By Amy Tuttle
Becoming aware of our cultural dynamics is a difficult task because culture is not always visible to us. From birth, our experiences, our values and our cultural background lead us to see and do things in a certain way. Because these cultural constructs are often enacted unconsciously, sometimes we have to step outside of our cultural boundaries in order to realize the impact that our culture has on our behavior.
Through a collection of photos, historical facts, and testimonials, “Through My Own Eyes” is a video montage that demonstrates the value of stepping outside one’s cultural boundaries by exploring the relationships among travel, prejudice, and stereotypes. Specifically, in the piece, Michael Horn argues in favor of Jewish groups traveling to Poland despite the ongoing anti-Semitism there. Horn bolsters his compelling claims about the effects of travel and tourism by taking the viewer on a journey through historical images that recount Poland’s WW2 legacy and screen shots of news stories convey the sense of the current climate of prejudice in Poland.
Not only is “Through My Own Eyes” a technically sound piece, as the author makes good use of transitions, sound, timing, and overall aesthetics.

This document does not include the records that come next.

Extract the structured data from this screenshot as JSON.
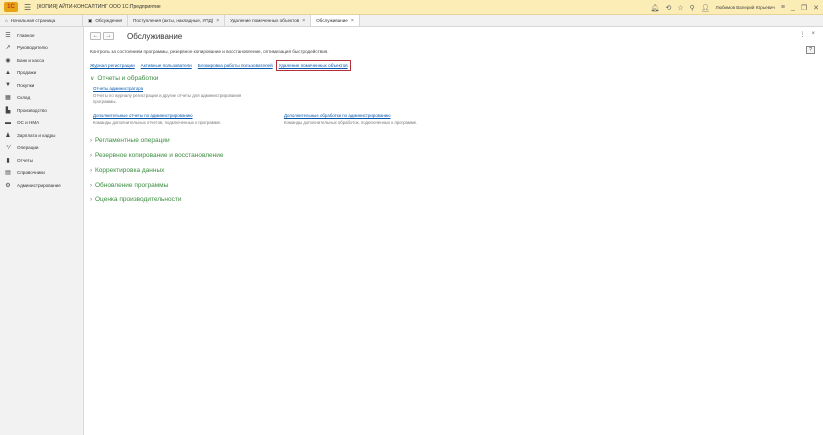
{
  "app": {
    "title": "[КОПИЯ] АЙТИ-КОНСАЛТИНГ ООО 1С:Предприятие",
    "user": "Любимов Валерий Юрьевич"
  },
  "tabs": [
    {
      "label": "Начальная страница"
    },
    {
      "label": "Обсуждения"
    },
    {
      "label": "Поступления (акты, накладные, УПД)"
    },
    {
      "label": "Удаление помеченных объектов"
    },
    {
      "label": "Обслуживание"
    }
  ],
  "sidebar": {
    "items": [
      {
        "label": "Главное",
        "icon": "hamburger-icon"
      },
      {
        "label": "Руководителю",
        "icon": "trend-icon"
      },
      {
        "label": "Банк и касса",
        "icon": "bank-icon"
      },
      {
        "label": "Продажи",
        "icon": "bag-icon"
      },
      {
        "label": "Покупки",
        "icon": "cart-icon"
      },
      {
        "label": "Склад",
        "icon": "warehouse-icon"
      },
      {
        "label": "Производство",
        "icon": "factory-icon"
      },
      {
        "label": "ОС и НМА",
        "icon": "truck-icon"
      },
      {
        "label": "Зарплата и кадры",
        "icon": "person-icon"
      },
      {
        "label": "Операции",
        "icon": "operations-icon"
      },
      {
        "label": "Отчеты",
        "icon": "chart-icon"
      },
      {
        "label": "Справочники",
        "icon": "book-icon"
      },
      {
        "label": "Администрирование",
        "icon": "gear-icon"
      }
    ]
  },
  "main": {
    "title": "Обслуживание",
    "description": "Контроль за состоянием программы, резервное копирование и восстановление, оптимизация быстродействия.",
    "help": "?",
    "top_links": [
      "Журнал регистрации",
      "Активные пользователи",
      "Блокировка работы пользователей",
      "Удаление помеченных объектов"
    ],
    "reports_section": {
      "title": "Отчеты и обработки",
      "admin_reports_link": "Отчеты администратора",
      "admin_reports_desc": "Отчеты по журналу регистрации и другие отчеты для администрирования программы.",
      "extra_reports_link": "Дополнительные отчеты по администрированию",
      "extra_reports_desc": "Команды дополнительных отчетов, подключенных к программе.",
      "extra_processing_link": "Дополнительные обработки по администрированию",
      "extra_processing_desc": "Команды дополнительных обработок, подключенных к программе."
    },
    "sections": [
      "Регламентные операции",
      "Резервное копирование и восстановление",
      "Корректировка данных",
      "Обновление программы",
      "Оценка производительности"
    ]
  }
}
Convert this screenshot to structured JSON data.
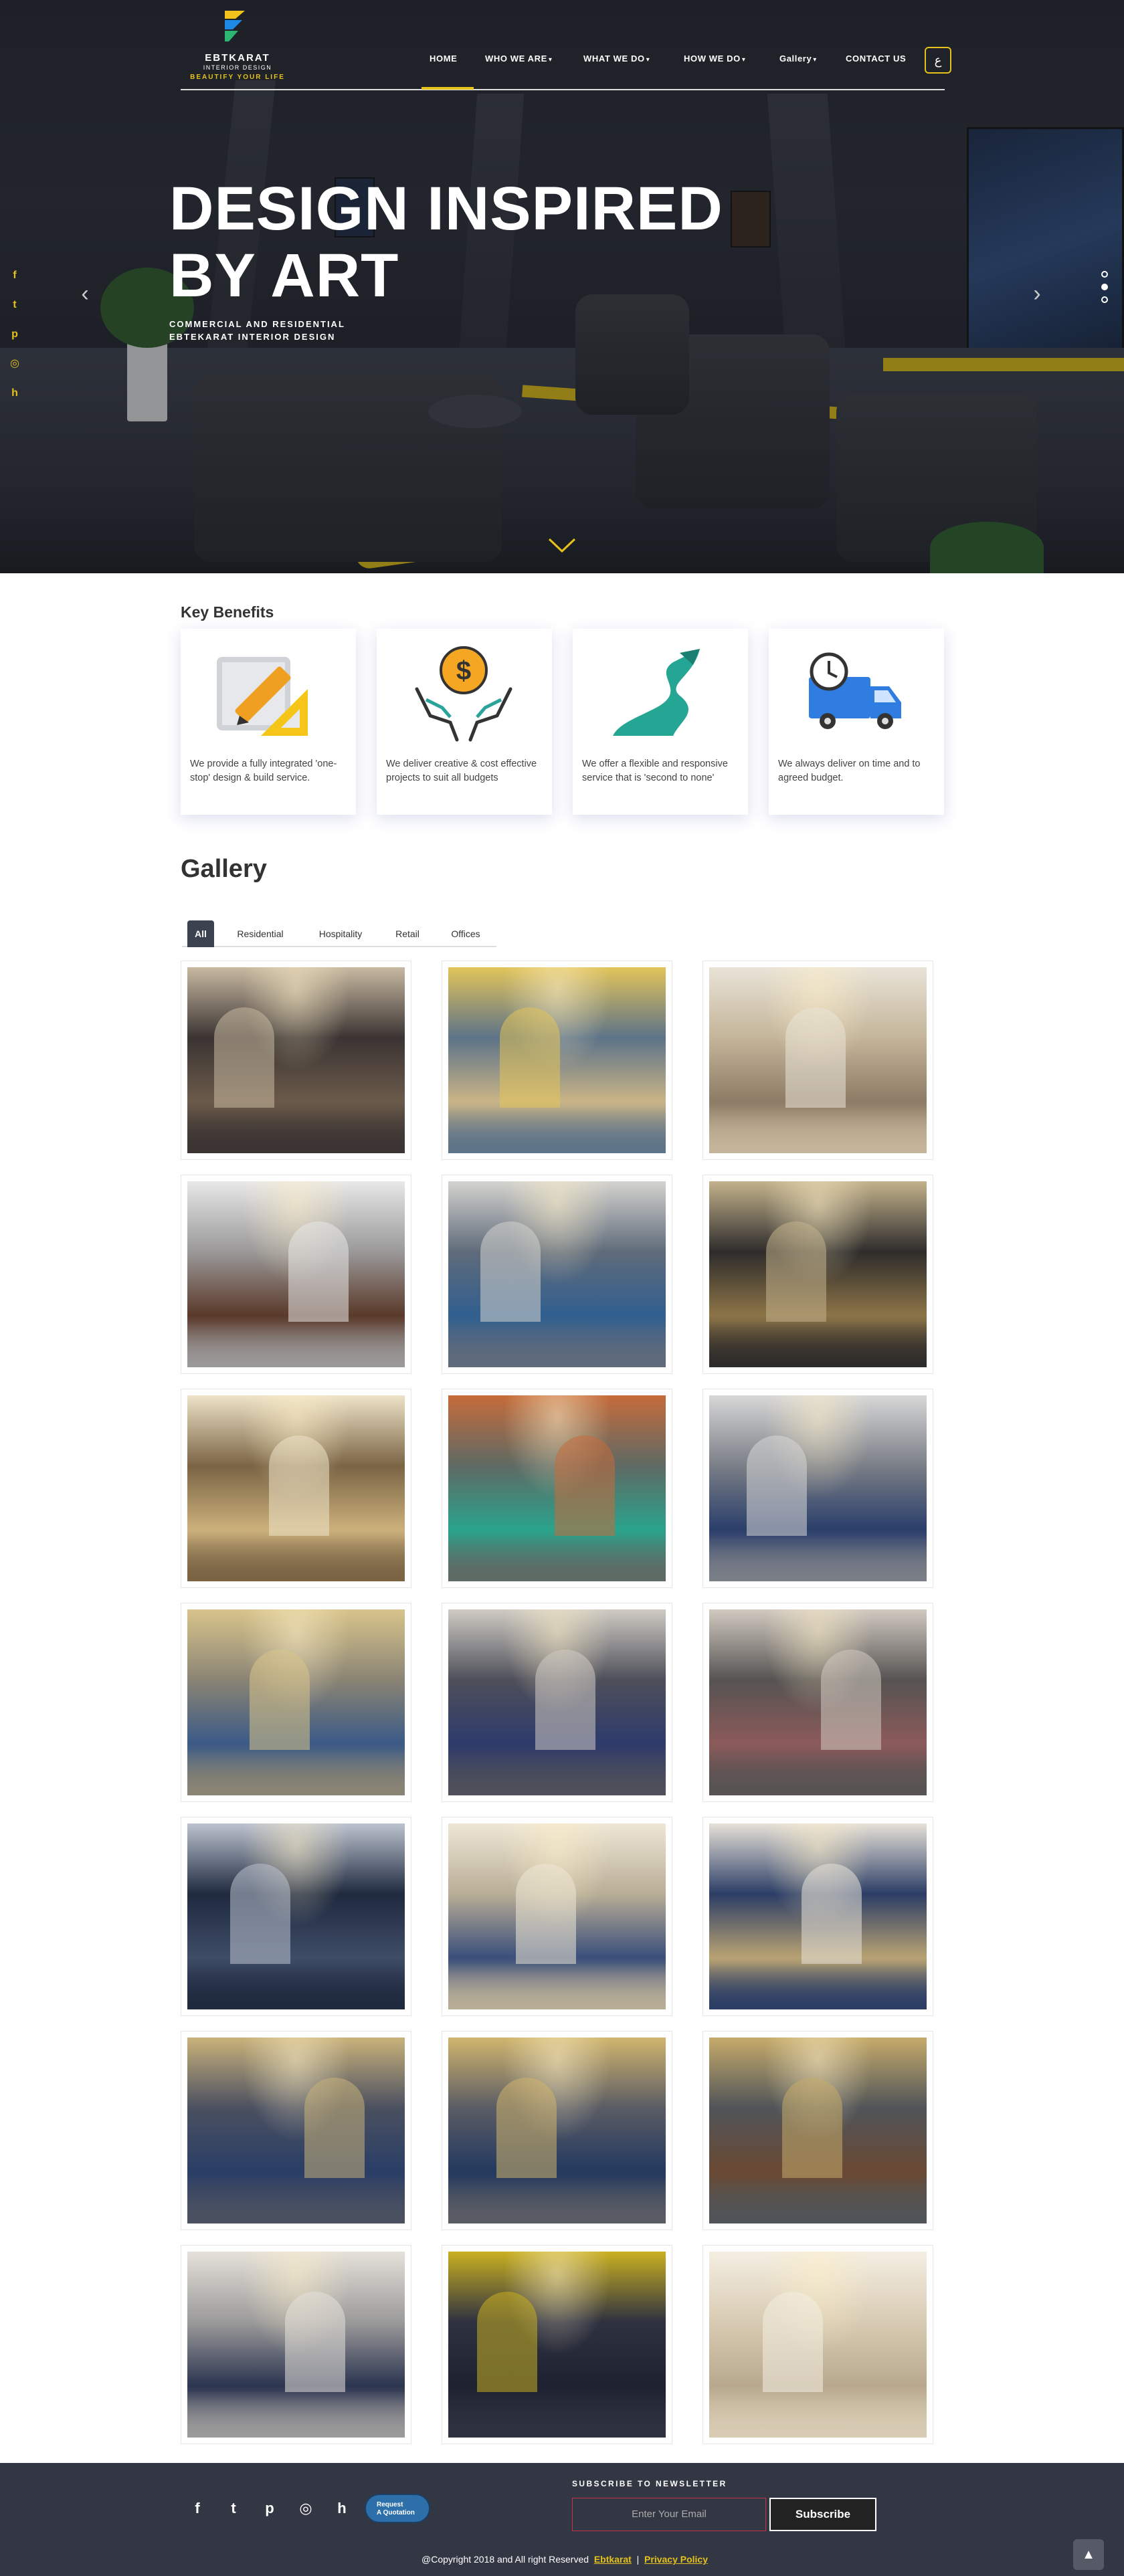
{
  "brand": {
    "name": "EBTKARAT",
    "tagline1": "INTERIOR DESIGN",
    "tagline2": "BEAUTIFY YOUR LIFE",
    "accent": "#e4c21b",
    "dark": "#333744"
  },
  "nav": {
    "items": [
      {
        "label": "HOME",
        "active": true
      },
      {
        "label": "WHO WE ARE",
        "dropdown": true
      },
      {
        "label": "WHAT WE DO",
        "dropdown": true
      },
      {
        "label": "HOW WE DO",
        "dropdown": true
      },
      {
        "label": "Gallery",
        "dropdown": true
      },
      {
        "label": "CONTACT US"
      }
    ],
    "dropdown_glyph": "▾",
    "lang_label": "ع"
  },
  "hero": {
    "title_line1": "DESIGN INSPIRED",
    "title_line2": "BY ART",
    "sub1": "COMMERCIAL AND RESIDENTIAL",
    "sub2": "EBTEKARAT INTERIOR DESIGN",
    "prev_glyph": "‹",
    "next_glyph": "›",
    "slide_count": 3,
    "active_slide": 2
  },
  "social_side": [
    "facebook-icon",
    "twitter-icon",
    "pinterest-icon",
    "instagram-icon",
    "houzz-icon"
  ],
  "social_glyphs": {
    "facebook": "f",
    "twitter": "t",
    "pinterest": "p",
    "instagram": "◎",
    "houzz": "h"
  },
  "benefits": {
    "title": "Key Benefits",
    "cards": [
      {
        "icon": "design-tools-icon",
        "text": "We provide a fully integrated 'one-stop' design & build service."
      },
      {
        "icon": "budget-hands-icon",
        "text": "We deliver creative & cost effective projects to suit all budgets"
      },
      {
        "icon": "flexible-road-icon",
        "text": "We offer a flexible and responsive service that is 'second to none'"
      },
      {
        "icon": "delivery-truck-icon",
        "text": "We always deliver on time and to agreed budget."
      }
    ]
  },
  "gallery": {
    "title": "Gallery",
    "tabs": [
      "All",
      "Residential",
      "Hospitality",
      "Retail",
      "Offices"
    ],
    "active_tab": "All",
    "images": [
      {
        "name": "majlis-teal-room",
        "c1": "#3b3433",
        "c2": "#6b5a4a",
        "c3": "#c8b9a1"
      },
      {
        "name": "arched-seating-room",
        "c1": "#5d7388",
        "c2": "#c9b487",
        "c3": "#e2c45a"
      },
      {
        "name": "cream-bedroom",
        "c1": "#c4b59a",
        "c2": "#8e7c66",
        "c3": "#e9e3d7"
      },
      {
        "name": "marble-bathroom",
        "c1": "#9a9898",
        "c2": "#5a3a2a",
        "c3": "#e8e8e8"
      },
      {
        "name": "blue-bathroom",
        "c1": "#5f6b7a",
        "c2": "#315f8f",
        "c3": "#d4d3cf"
      },
      {
        "name": "gold-mosaic-washroom",
        "c1": "#2e2c2b",
        "c2": "#8c7447",
        "c3": "#c3b28c"
      },
      {
        "name": "golden-vanity",
        "c1": "#7a6444",
        "c2": "#cbb07b",
        "c3": "#eee3c8"
      },
      {
        "name": "kids-room",
        "c1": "#5e6a64",
        "c2": "#2aa38c",
        "c3": "#c66b3a"
      },
      {
        "name": "blue-curtain-hall",
        "c1": "#7a7e86",
        "c2": "#2b3f6b",
        "c3": "#d7d7d7"
      },
      {
        "name": "grand-arch-hall",
        "c1": "#8a8474",
        "c2": "#3b5a86",
        "c3": "#d8c48b"
      },
      {
        "name": "dining-room-blue",
        "c1": "#4e4f5a",
        "c2": "#2e3b6b",
        "c3": "#cfcbc4"
      },
      {
        "name": "dining-room-plates",
        "c1": "#565352",
        "c2": "#8b5a5a",
        "c3": "#d1cac1"
      },
      {
        "name": "navy-kitchen",
        "c1": "#1f2a3f",
        "c2": "#3e4c66",
        "c3": "#bcc3cf"
      },
      {
        "name": "cream-living-room",
        "c1": "#b8ad96",
        "c2": "#3a4f7a",
        "c3": "#efe7d6"
      },
      {
        "name": "arched-blue-lounge",
        "c1": "#2c3e66",
        "c2": "#b8a273",
        "c3": "#e6e1d8"
      },
      {
        "name": "master-bedroom-1",
        "c1": "#4a5060",
        "c2": "#2a3e66",
        "c3": "#c9b27a"
      },
      {
        "name": "master-bedroom-2",
        "c1": "#5a5c64",
        "c2": "#23395e",
        "c3": "#d0b56e"
      },
      {
        "name": "master-bedroom-3",
        "c1": "#505458",
        "c2": "#6a4a34",
        "c3": "#c6ab6a"
      },
      {
        "name": "grey-living-room",
        "c1": "#9b9a9a",
        "c2": "#2c3550",
        "c3": "#e5e1da"
      },
      {
        "name": "home-cinema",
        "c1": "#2e3140",
        "c2": "#1e2230",
        "c3": "#c9b021"
      },
      {
        "name": "study-corner",
        "c1": "#d8cbb3",
        "c2": "#b8a98e",
        "c3": "#f4eee2"
      }
    ]
  },
  "footer": {
    "social": [
      "facebook-icon",
      "twitter-icon",
      "pinterest-icon",
      "instagram-icon",
      "houzz-icon"
    ],
    "quote_line1": "Request",
    "quote_line2": "A Quotation",
    "subscribe_title": "SUBSCRIBE TO NEWSLETTER",
    "email_placeholder": "Enter Your Email",
    "subscribe_button": "Subscribe",
    "copyright": "@Copyright 2018 and All right Reserved",
    "company_link": "Ebtkarat",
    "separator": "|",
    "privacy_link": "Privacy Policy",
    "to_top_glyph": "▲"
  }
}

More importantly, sharing a travelogue of his own trip to Poland, Horn offers something of more lasting significance: that the cultural awareness that stems from international travel will help ensure “that nothing like the Holocaust ever happens again.” Thus, Horn concludes that in order to overcome prejudice and stereotypes, individuals should travel–to see the world “through their own eyes.”